Trafficking in women: the Canadian perspective

Canadian Medical Association Journal
CMAJ July 5, 2005 vol. 173 no. 1
doi: 
10.1503/cmaj.1041360
Donna E. Stewart* and Olga Gajic-Veljanoski†

Trafficking in human beings is an international crime, an undesirable by-product of globalization that generates annual profits of US$5–$7 billion.

Trafficking of women for sexual exploitation is the industry's major component. In 2000, the United Nations (UN) acknowledged the magnitude of this criminal activity with the creation of a protocol to combat the problem (a summary is available at www.unodc.org/unodc/en/trafficking_protocol.html).

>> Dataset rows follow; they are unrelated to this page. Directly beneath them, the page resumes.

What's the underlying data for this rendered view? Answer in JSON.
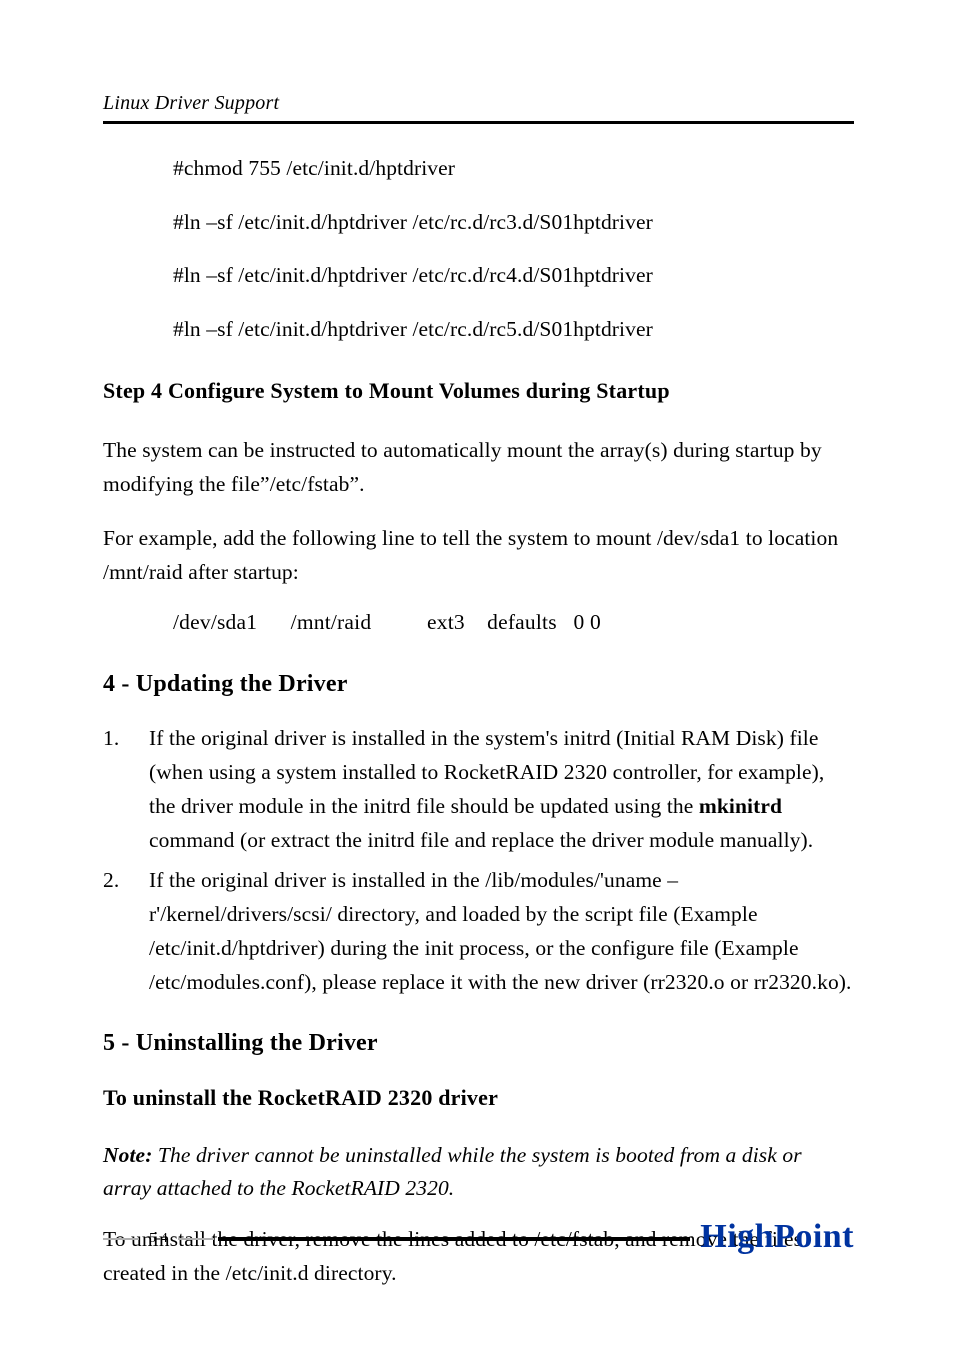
{
  "header": {
    "running": "Linux Driver Support"
  },
  "commands": [
    "#chmod 755 /etc/init.d/hptdriver",
    "#ln –sf /etc/init.d/hptdriver /etc/rc.d/rc3.d/S01hptdriver",
    "#ln –sf /etc/init.d/hptdriver /etc/rc.d/rc4.d/S01hptdriver",
    "#ln –sf /etc/init.d/hptdriver /etc/rc.d/rc5.d/S01hptdriver"
  ],
  "step4": {
    "title": "Step 4 Configure System to Mount Volumes during Startup",
    "p1": "The system can be instructed to automatically mount the array(s) during startup by modifying the file”/etc/fstab”.",
    "p2": "For example, add the following line to tell the system to mount /dev/sda1 to location /mnt/raid after startup:",
    "fstab": "/dev/sda1      /mnt/raid          ext3    defaults   0 0"
  },
  "sec4": {
    "title": "4 - Updating the Driver",
    "items": [
      {
        "num": "1.",
        "pre": "If the original driver is installed in the system's initrd (Initial RAM Disk) file (when using a system installed to RocketRAID 2320 controller, for example), the driver module in the initrd file should be updated using the ",
        "bold": "mkinitrd",
        "post": " command (or extract the initrd file and replace the driver module manually)."
      },
      {
        "num": "2.",
        "pre": "If the original driver is installed in the /lib/modules/'uname –r'/kernel/drivers/scsi/ directory, and loaded by the script file (Example /etc/init.d/hptdriver) during the init process, or the configure file (Example /etc/modules.conf), please replace it with the new driver (rr2320.o or rr2320.ko).",
        "bold": "",
        "post": ""
      }
    ]
  },
  "sec5": {
    "title": "5 - Uninstalling the Driver",
    "sub": "To uninstall the RocketRAID 2320 driver",
    "note_label": "Note:",
    "note_body": " The driver cannot be uninstalled while the system is booted from a disk or array attached to the RocketRAID 2320.",
    "p": "To uninstall the driver, remove the lines added to /etc/fstab, and remove the files created in the /etc/init.d directory."
  },
  "footer": {
    "page": "5-4",
    "brand": "HighPoint"
  }
}
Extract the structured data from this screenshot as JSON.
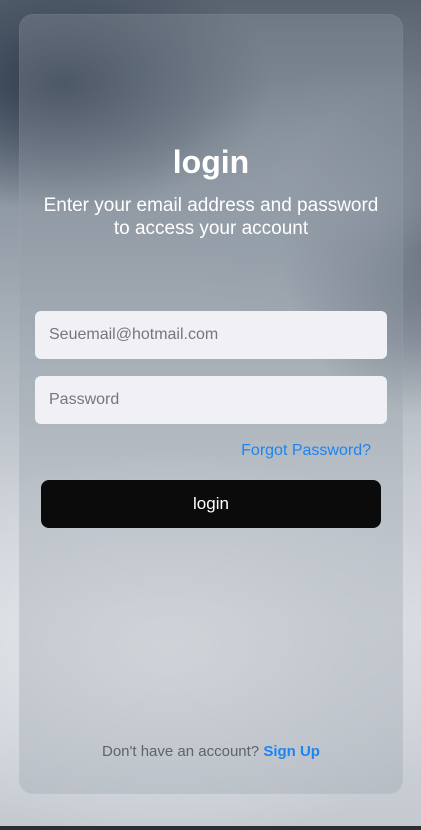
{
  "login": {
    "title": "login",
    "subtitle": "Enter your email address and password to access your account",
    "email_placeholder": "Seuemail@hotmail.com",
    "password_placeholder": "Password",
    "forgot_password_label": "Forgot Password?",
    "submit_label": "login",
    "signup_prompt": "Don't have an account?",
    "signup_link_label": "Sign Up"
  },
  "colors": {
    "link": "#1d84f0",
    "button_background": "#0b0b0c",
    "input_background": "#f1f1f5"
  }
}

Trafficking entails the denial of human rights, including the right to health. It is essential for physicians to know its extent and the health problems likely to be found in this exploited population.

Author Affiliations *Women's Health Program, University Health Network, Professor, University of Toronto †Women's Health Program, University Health Network, Department of Health Policy, Management and Evaluation, University of Toronto, Toronto, Ont.